Any action that impacts your goals for asset allocation — including tax-loss harvesting —will need to be carefully considered and may require additional investments to bring your portfolio back to the original investment balance that you created for yourself. This process is known as rebalancing, and it is essential to maintaining the level of risk with which you are comfortable. As your life changes, so too will your risk tolerance and priorities, and you may find different asset classes more or less appealing or more or less successful. This is why an annual review is so important and can be so powerful. It allows you to weigh your options, improve performance, and reestablish what your current and anticipated needs are.
- Sell employer stocks and other concentrated stock positions
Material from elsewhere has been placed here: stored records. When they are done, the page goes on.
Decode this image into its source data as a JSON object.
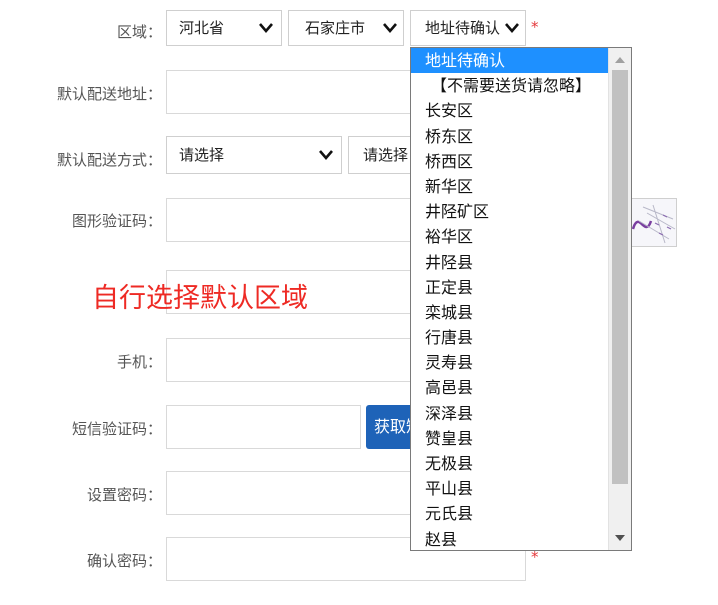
{
  "form": {
    "region": {
      "label": "区域：",
      "province": "河北省",
      "city": "石家庄市",
      "district": "地址待确认",
      "required_mark": "*"
    },
    "default_address": {
      "label": "默认配送地址："
    },
    "default_delivery": {
      "label": "默认配送方式：",
      "select1": "请选择",
      "select2": "请选择"
    },
    "captcha": {
      "label": "图形验证码："
    },
    "phone": {
      "label": "手机："
    },
    "sms_code": {
      "label": "短信验证码：",
      "get_button": "获取短信验证码"
    },
    "set_password": {
      "label": "设置密码："
    },
    "confirm_password": {
      "label": "确认密码：",
      "required_mark": "*"
    }
  },
  "annotation": "自行选择默认区域",
  "district_dropdown": {
    "options": [
      "地址待确认",
      "【不需要送货请忽略】",
      "长安区",
      "桥东区",
      "桥西区",
      "新华区",
      "井陉矿区",
      "裕华区",
      "井陉县",
      "正定县",
      "栾城县",
      "行唐县",
      "灵寿县",
      "高邑县",
      "深泽县",
      "赞皇县",
      "无极县",
      "平山县",
      "元氏县",
      "赵县"
    ],
    "selected_index": 0
  },
  "colors": {
    "accent": "#1e90ff",
    "button": "#1e63b8",
    "annotation": "#ee2a24",
    "required": "#e4393c"
  }
}
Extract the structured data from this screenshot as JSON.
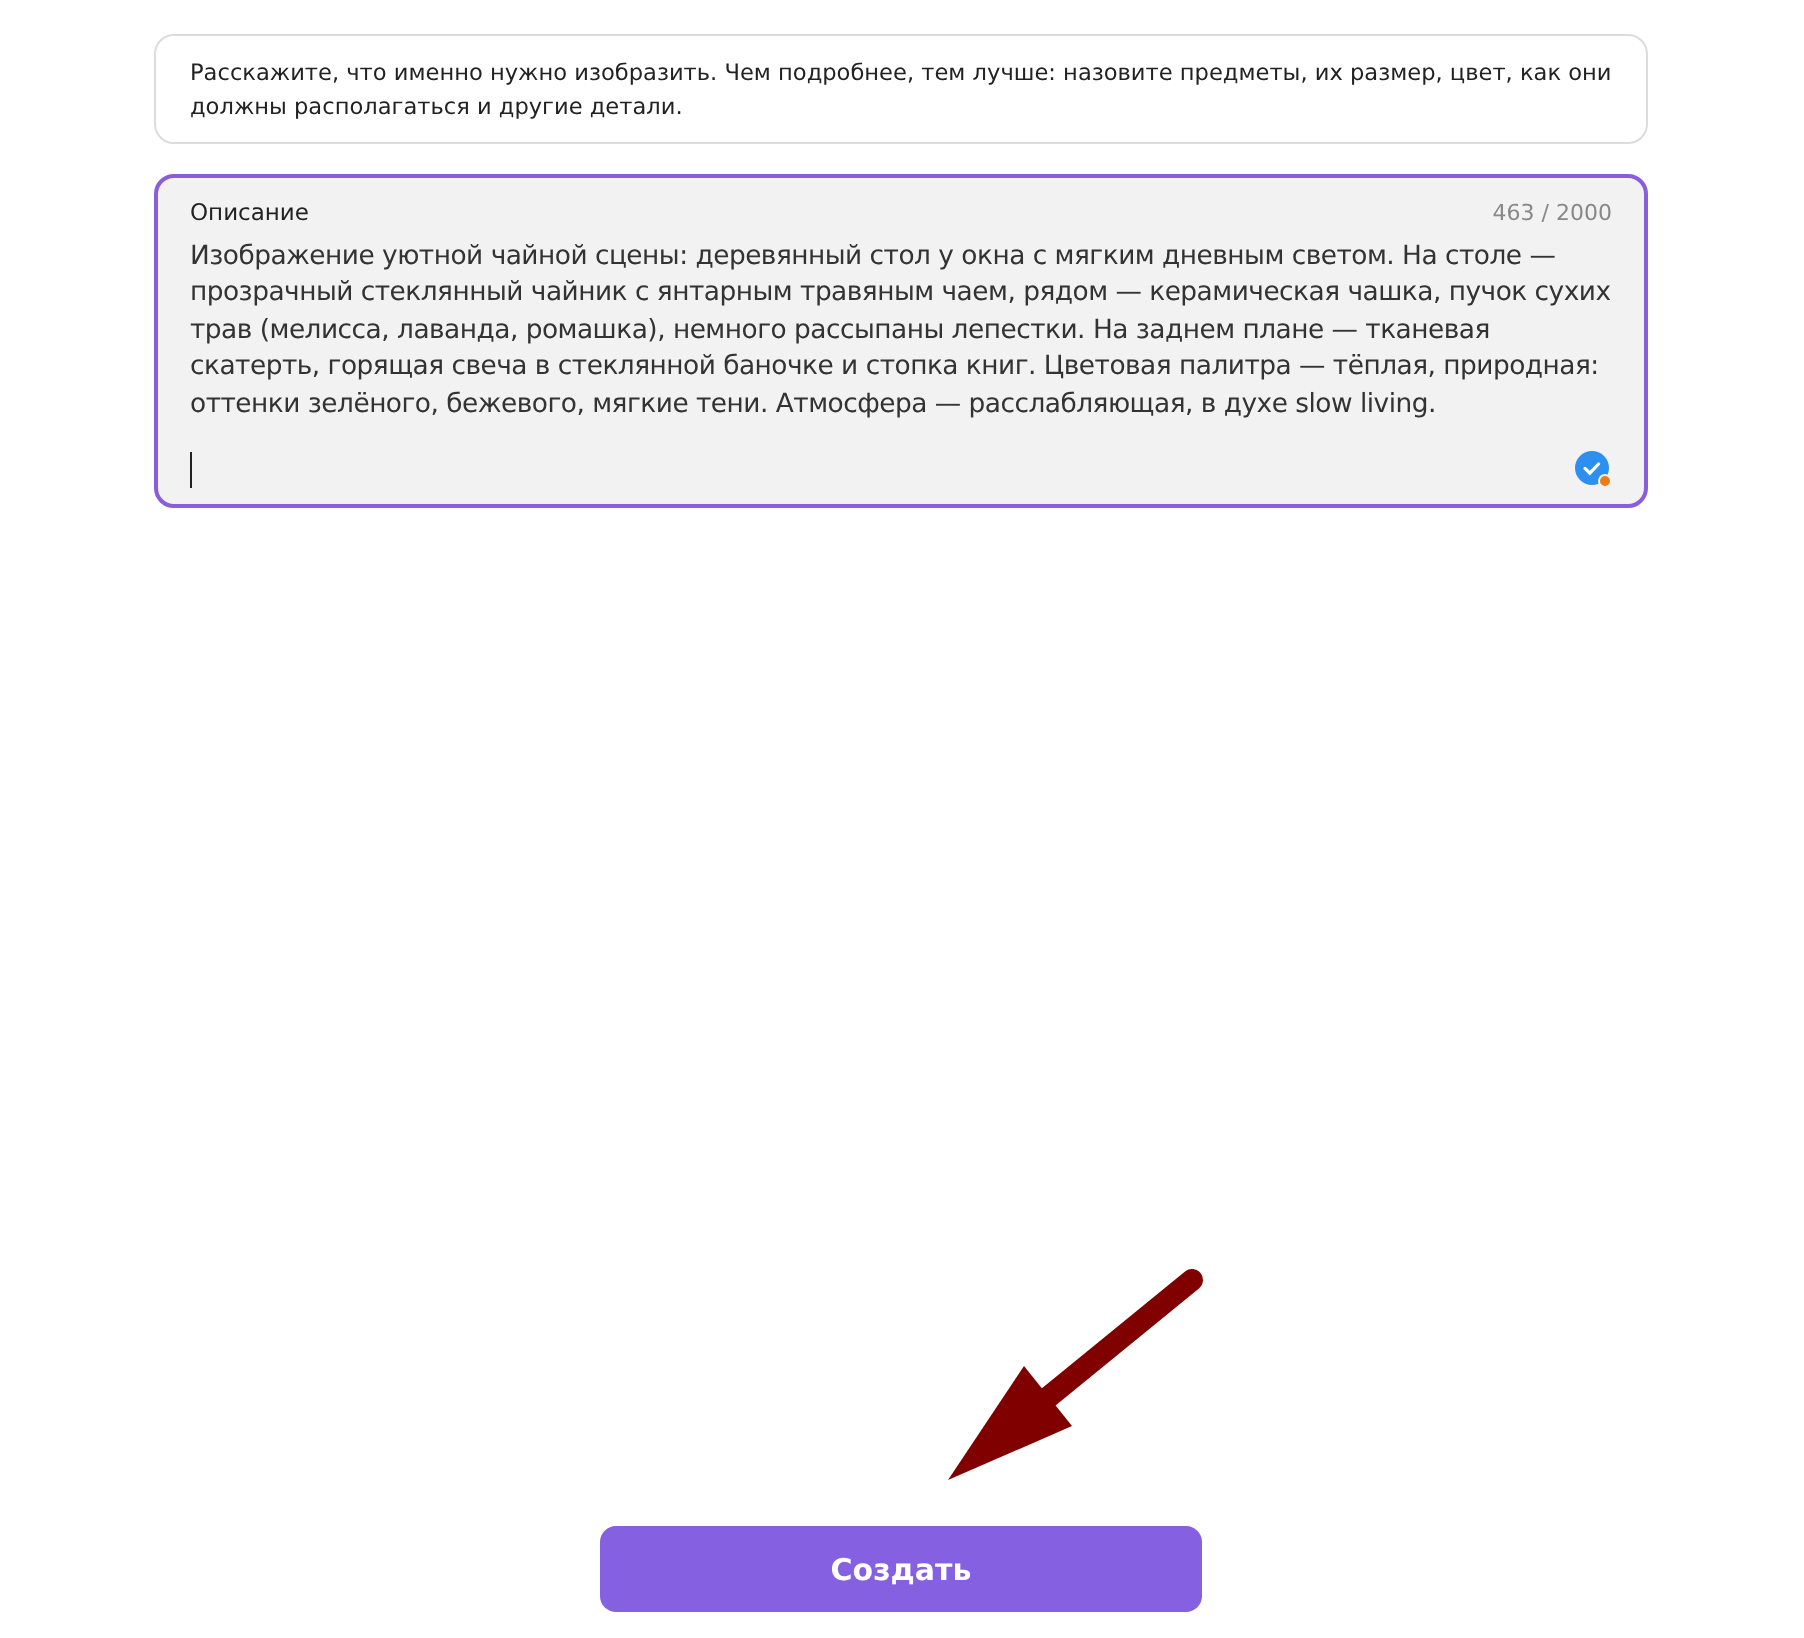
{
  "hint": "Расскажите, что именно нужно изобразить. Чем подробнее, тем лучше: назовите предметы, их размер, цвет, как они должны располагаться и другие детали.",
  "description": {
    "label": "Описание",
    "counter": "463 / 2000",
    "value": "Изображение уютной чайной сцены: деревянный стол у окна с мягким дневным светом. На столе — прозрачный стеклянный чайник с янтарным травяным чаем, рядом — керамическая чашка, пучок сухих трав (мелисса, лаванда, ромашка), немного рассыпаны лепестки. На заднем плане — тканевая скатерть, горящая свеча в стеклянной баночке и стопка книг. Цветовая палитра — тёплая, природная: оттенки зелёного, бежевого, мягкие тени. Атмосфера — расслабляющая, в духе slow living.",
    "focused": true
  },
  "button": {
    "label": "Создать"
  }
}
As appealing as employer stocks may be, they can also lead to an overweighting in a particular position and an unreal sense of your individual wealth (for better or worse) depending upon the market’s impact in the company’s stock price. By using the end of the year to sell, you can quickly address any gains realized over two tax years.
- Be mindful of end-of-year distributions
Many managed mutual funds distribute dividends and capital gains at the end of the year, and these can be reportable for tax purposes unless you sell them before the ex-date.
While this list of end-of-year tasks can be helpful, it can also be overwhelming, especially if you aren’t confident in your own knowledge of tax strategies. By contacting an accountant or financial advisor you can alleviate your own anxiety and make sure that everything that needs to be addressed will be.